A son of Melaneus and Stratonice,1 was king of Oechalia, probably the Thessalian town of this name.2 He was a skillful archer and married to Antioche, by whom he became the father of Iole, Iphitus, Molion or Deïon, Clytius, and Toxeus.3 He was proud of his skill in using the bow, and is even said to have instructed Heracles in his art.4 He offered his daughter Iole as prize to him who should conquer him and his sons in shooting with the bow. Heracles won the prize, but Eurytus and his sons, with the exception of Iphitus, refused to give up Iole because they feared lest he should kill the children he might have by her.5 Heracles accordingly marched against Oechalia with an army: he took the place and killed Eurytus and his sons.6 According to a tradition in Athenaeus7 he put them to death because they had demanded a tribute from the Euboeans. According to the Homeric poems, on the other hand, Eurytus was killed by Apollo whom he presumed to rival in using the bow.8
The remains of the body of Eurytus were believed to be preserved in the Carnasian grove; and in the Messenian Oechalia sacrifices were offered to him every year.9
- Scholiast on Sophocles' Trachiniae, 268.
- Müller. Die Dorier ii, 11.1.
- Diodorus Siculus. Historical Library iv, 37.
- Theocritis, xxiv, 105; Pseudo-Apollodorus. The Library ii, 4.9; Sophocles, l.c.
- Pseudo-Apollodorus.

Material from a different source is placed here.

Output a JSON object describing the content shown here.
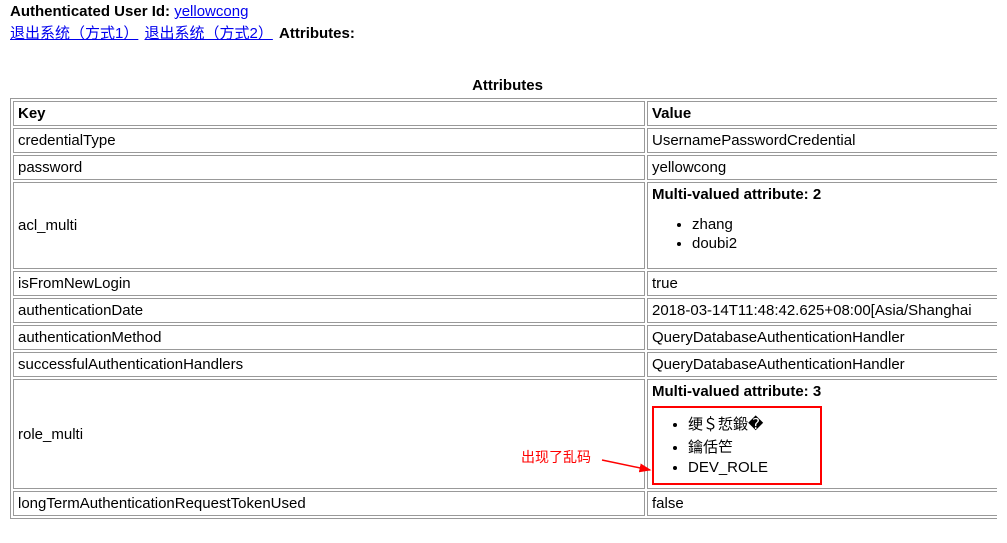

The Library ii, 6.1.
- ibid. ii, 7.7.
- xii, p. 461.
- Odyssey viii, 226.
- Pausanias. Description of Greece iv, 3.6, 27.4, 33.5.
- Smith, William. (1870). Dictionary of Greek and Roman Biography and Mythology. London: Taylor, Walton, and Maberly.

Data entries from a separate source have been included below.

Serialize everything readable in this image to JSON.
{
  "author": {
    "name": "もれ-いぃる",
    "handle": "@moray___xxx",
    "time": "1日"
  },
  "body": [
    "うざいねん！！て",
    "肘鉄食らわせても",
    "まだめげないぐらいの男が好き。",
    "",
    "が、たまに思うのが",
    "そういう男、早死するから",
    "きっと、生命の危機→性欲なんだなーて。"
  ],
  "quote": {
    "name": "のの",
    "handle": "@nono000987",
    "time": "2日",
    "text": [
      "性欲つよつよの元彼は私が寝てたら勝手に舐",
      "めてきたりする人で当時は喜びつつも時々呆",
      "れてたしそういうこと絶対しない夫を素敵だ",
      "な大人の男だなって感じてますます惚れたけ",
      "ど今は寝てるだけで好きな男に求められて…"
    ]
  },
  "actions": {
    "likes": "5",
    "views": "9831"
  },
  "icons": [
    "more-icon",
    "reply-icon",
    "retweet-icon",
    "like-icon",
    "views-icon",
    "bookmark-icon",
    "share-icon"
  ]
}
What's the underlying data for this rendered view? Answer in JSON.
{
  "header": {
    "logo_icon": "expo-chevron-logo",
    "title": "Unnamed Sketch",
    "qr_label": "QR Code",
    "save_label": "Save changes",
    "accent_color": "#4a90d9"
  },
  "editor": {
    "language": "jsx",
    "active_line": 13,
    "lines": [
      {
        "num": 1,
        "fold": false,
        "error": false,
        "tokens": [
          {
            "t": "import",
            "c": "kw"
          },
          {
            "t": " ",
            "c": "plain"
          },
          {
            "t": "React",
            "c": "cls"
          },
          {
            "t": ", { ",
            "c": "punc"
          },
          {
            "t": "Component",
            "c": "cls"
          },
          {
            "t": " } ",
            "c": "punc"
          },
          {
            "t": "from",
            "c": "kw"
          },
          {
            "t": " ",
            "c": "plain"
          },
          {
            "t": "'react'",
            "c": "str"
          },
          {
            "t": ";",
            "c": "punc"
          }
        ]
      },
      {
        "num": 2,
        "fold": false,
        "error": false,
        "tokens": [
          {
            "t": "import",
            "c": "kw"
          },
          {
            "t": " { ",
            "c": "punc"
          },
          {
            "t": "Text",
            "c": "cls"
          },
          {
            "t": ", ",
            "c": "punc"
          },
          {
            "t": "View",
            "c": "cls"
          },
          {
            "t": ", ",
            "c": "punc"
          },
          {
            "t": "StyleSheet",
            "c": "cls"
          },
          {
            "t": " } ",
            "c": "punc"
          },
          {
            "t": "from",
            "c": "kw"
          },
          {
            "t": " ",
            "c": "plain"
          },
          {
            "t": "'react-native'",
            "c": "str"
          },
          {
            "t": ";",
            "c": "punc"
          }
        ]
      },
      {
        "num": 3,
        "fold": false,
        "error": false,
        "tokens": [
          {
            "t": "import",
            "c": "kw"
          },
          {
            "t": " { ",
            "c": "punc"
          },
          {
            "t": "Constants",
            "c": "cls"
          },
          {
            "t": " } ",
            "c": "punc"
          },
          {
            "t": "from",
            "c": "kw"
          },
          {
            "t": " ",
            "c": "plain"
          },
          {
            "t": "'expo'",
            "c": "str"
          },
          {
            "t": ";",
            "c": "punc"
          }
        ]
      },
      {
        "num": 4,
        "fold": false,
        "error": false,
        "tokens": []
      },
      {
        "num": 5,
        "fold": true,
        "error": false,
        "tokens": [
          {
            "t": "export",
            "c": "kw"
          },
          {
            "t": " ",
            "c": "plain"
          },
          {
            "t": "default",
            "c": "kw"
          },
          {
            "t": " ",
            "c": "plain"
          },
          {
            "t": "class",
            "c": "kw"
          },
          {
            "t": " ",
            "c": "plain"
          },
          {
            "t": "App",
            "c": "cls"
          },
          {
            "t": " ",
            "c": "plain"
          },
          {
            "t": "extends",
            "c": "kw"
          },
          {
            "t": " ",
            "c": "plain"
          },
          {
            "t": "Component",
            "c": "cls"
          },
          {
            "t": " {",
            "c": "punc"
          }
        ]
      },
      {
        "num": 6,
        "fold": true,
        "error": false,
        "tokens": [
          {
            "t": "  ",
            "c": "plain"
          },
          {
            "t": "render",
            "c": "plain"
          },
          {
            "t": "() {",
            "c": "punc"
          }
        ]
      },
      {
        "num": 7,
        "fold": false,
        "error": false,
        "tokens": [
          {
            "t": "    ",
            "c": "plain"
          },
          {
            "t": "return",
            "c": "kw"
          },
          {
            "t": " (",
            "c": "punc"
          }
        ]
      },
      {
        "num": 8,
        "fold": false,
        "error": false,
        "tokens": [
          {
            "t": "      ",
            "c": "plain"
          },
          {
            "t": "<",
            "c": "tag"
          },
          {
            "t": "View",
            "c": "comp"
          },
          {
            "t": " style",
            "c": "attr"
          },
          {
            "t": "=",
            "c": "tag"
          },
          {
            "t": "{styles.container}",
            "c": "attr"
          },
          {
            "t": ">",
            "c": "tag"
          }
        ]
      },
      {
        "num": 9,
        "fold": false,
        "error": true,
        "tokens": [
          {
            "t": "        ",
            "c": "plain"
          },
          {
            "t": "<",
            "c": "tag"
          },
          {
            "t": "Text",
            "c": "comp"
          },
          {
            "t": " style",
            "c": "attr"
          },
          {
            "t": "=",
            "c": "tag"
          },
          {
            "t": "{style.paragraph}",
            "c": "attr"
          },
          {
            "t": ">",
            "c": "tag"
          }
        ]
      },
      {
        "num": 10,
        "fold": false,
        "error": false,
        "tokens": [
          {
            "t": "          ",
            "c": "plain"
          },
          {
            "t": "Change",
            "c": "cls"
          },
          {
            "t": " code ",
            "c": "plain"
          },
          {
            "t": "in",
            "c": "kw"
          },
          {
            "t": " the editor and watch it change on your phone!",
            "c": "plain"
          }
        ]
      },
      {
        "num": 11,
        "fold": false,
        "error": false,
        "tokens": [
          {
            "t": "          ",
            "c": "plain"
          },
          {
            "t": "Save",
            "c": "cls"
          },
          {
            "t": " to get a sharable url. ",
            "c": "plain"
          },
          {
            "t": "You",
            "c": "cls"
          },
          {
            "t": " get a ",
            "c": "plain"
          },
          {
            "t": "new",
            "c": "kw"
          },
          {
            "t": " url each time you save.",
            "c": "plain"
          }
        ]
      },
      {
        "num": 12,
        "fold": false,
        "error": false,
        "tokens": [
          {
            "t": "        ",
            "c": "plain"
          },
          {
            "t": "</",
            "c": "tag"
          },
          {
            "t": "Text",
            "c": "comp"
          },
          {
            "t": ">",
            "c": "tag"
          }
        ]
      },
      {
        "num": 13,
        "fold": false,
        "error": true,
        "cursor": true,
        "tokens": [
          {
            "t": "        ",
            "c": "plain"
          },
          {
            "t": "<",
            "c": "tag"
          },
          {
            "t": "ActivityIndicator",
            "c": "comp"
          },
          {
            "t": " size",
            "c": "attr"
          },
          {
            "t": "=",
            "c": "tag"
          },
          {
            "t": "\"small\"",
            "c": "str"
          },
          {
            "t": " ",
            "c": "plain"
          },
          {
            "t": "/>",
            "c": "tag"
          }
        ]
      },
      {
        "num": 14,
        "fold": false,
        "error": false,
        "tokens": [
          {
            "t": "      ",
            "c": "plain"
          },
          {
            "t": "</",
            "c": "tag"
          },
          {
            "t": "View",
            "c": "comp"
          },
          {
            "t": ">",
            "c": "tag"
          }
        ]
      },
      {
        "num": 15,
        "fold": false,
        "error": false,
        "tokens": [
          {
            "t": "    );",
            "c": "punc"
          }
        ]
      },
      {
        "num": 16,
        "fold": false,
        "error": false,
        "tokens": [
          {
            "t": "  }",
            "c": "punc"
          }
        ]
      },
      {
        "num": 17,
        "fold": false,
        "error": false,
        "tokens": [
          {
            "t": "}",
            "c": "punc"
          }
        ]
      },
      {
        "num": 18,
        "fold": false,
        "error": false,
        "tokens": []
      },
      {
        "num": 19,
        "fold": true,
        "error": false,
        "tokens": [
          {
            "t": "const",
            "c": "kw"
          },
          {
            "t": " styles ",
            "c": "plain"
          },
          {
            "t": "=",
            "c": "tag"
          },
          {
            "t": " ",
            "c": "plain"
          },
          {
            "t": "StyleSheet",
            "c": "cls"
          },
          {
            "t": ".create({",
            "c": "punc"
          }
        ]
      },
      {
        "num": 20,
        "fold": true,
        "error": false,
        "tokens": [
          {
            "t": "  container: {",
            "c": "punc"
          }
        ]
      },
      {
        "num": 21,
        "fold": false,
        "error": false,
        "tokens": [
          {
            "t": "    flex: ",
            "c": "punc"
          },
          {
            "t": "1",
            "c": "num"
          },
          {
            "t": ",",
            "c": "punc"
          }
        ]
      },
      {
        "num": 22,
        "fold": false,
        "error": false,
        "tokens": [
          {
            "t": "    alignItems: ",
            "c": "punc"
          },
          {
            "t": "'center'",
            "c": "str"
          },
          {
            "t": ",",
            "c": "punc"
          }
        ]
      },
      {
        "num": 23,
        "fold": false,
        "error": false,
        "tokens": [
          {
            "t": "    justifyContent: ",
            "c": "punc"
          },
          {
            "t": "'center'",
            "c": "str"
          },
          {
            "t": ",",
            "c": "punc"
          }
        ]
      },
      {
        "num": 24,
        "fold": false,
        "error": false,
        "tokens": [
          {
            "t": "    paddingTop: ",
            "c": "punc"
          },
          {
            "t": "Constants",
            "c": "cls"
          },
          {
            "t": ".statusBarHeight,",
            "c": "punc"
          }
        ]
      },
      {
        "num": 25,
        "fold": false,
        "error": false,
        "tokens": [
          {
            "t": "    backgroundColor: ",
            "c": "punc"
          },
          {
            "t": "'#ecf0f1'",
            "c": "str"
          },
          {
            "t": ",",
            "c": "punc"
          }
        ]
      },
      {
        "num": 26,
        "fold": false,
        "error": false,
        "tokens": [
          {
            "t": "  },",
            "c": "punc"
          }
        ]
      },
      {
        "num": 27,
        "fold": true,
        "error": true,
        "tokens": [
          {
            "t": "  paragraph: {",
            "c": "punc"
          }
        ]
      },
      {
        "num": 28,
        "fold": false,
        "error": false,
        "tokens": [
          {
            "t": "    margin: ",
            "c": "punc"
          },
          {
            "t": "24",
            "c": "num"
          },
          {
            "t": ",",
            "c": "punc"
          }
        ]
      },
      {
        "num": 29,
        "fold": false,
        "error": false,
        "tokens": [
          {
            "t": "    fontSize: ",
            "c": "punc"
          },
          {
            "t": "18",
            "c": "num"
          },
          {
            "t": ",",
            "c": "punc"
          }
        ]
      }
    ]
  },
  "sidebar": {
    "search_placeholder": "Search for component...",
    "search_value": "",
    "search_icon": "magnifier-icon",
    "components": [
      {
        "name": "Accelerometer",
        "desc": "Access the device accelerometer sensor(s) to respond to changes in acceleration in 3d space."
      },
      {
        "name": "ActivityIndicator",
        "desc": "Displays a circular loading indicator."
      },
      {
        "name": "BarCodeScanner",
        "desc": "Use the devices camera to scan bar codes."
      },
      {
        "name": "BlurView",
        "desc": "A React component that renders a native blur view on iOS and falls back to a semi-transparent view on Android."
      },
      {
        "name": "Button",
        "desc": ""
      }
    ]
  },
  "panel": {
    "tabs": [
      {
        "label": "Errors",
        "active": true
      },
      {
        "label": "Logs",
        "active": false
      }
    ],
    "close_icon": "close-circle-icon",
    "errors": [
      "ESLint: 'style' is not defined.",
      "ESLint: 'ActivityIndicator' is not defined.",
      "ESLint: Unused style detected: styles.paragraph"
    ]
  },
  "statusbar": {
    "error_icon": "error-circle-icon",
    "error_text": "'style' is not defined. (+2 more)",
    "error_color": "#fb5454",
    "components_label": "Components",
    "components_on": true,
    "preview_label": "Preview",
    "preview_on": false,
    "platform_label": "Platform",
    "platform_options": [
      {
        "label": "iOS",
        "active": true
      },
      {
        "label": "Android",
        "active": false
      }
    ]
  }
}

This article incorporates text from Dictionary of Greek and Roman Biography and Mythology (1870) by William Smith, which is in the public domain.